---------- DATASET EXCERPTS

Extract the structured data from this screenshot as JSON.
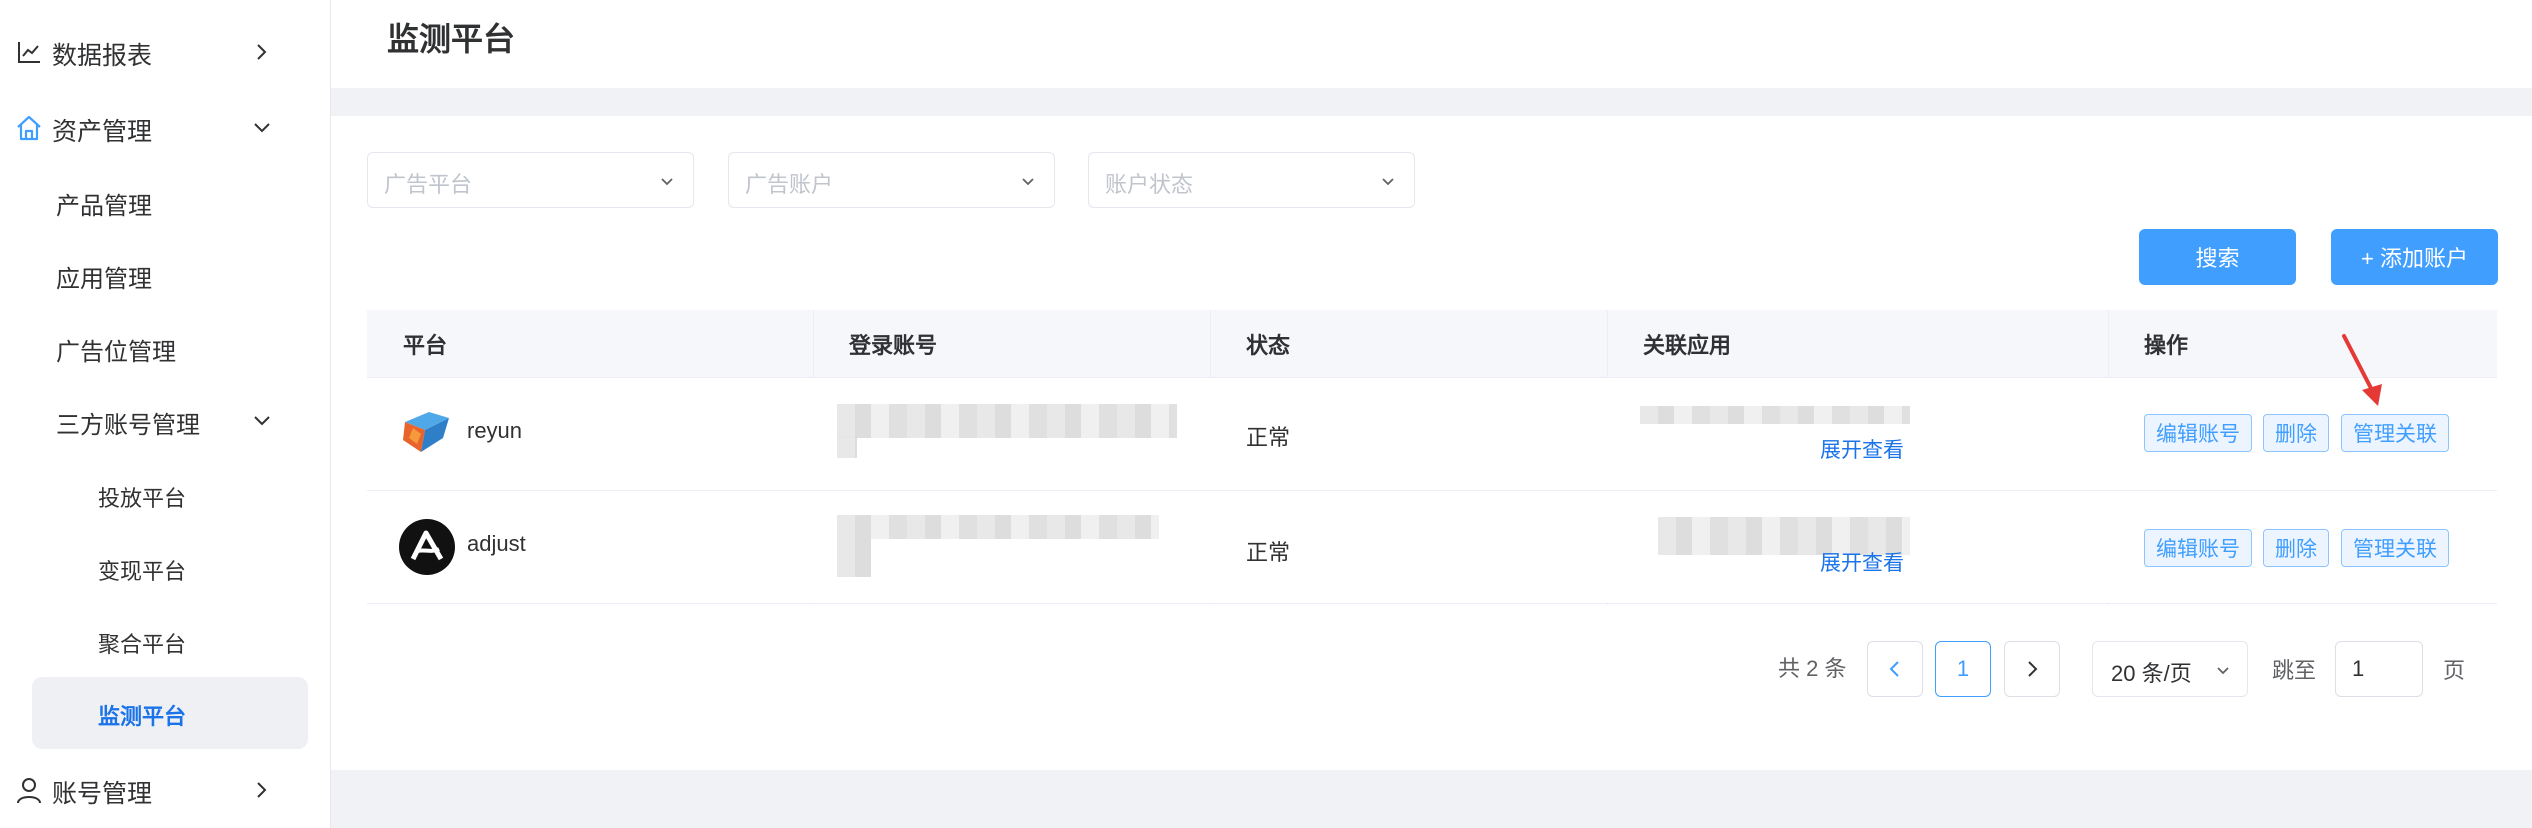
{
  "sidebar": {
    "items": [
      {
        "label": "数据报表",
        "icon": "line-chart-icon"
      },
      {
        "label": "资产管理",
        "icon": "home-icon"
      },
      {
        "label": "账号管理",
        "icon": "user-icon"
      }
    ],
    "asset_children": [
      "产品管理",
      "应用管理",
      "广告位管理",
      "三方账号管理"
    ],
    "third_party_children": [
      "投放平台",
      "变现平台",
      "聚合平台",
      "监测平台"
    ]
  },
  "page": {
    "title": "监测平台"
  },
  "filters": {
    "ad_platform_placeholder": "广告平台",
    "ad_account_placeholder": "广告账户",
    "account_status_placeholder": "账户状态"
  },
  "buttons": {
    "search": "搜索",
    "add_account": "+ 添加账户"
  },
  "table": {
    "columns": [
      "平台",
      "登录账号",
      "状态",
      "关联应用",
      "操作"
    ],
    "rows": [
      {
        "platform": "reyun",
        "status": "正常",
        "expand": "展开查看",
        "actions": [
          "编辑账号",
          "删除",
          "管理关联"
        ]
      },
      {
        "platform": "adjust",
        "status": "正常",
        "expand": "展开查看",
        "actions": [
          "编辑账号",
          "删除",
          "管理关联"
        ]
      }
    ]
  },
  "pagination": {
    "total_text": "共 2 条",
    "current_page": "1",
    "page_size": "20 条/页",
    "jump_label": "跳至",
    "jump_value": "1",
    "page_unit": "页"
  },
  "colors": {
    "accent": "#409eff",
    "active_text": "#1a73e8",
    "annotation_arrow": "#e53935"
  }
}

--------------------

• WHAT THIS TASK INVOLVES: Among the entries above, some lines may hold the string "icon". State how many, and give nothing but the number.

• WRITTEN RESPONSE: 3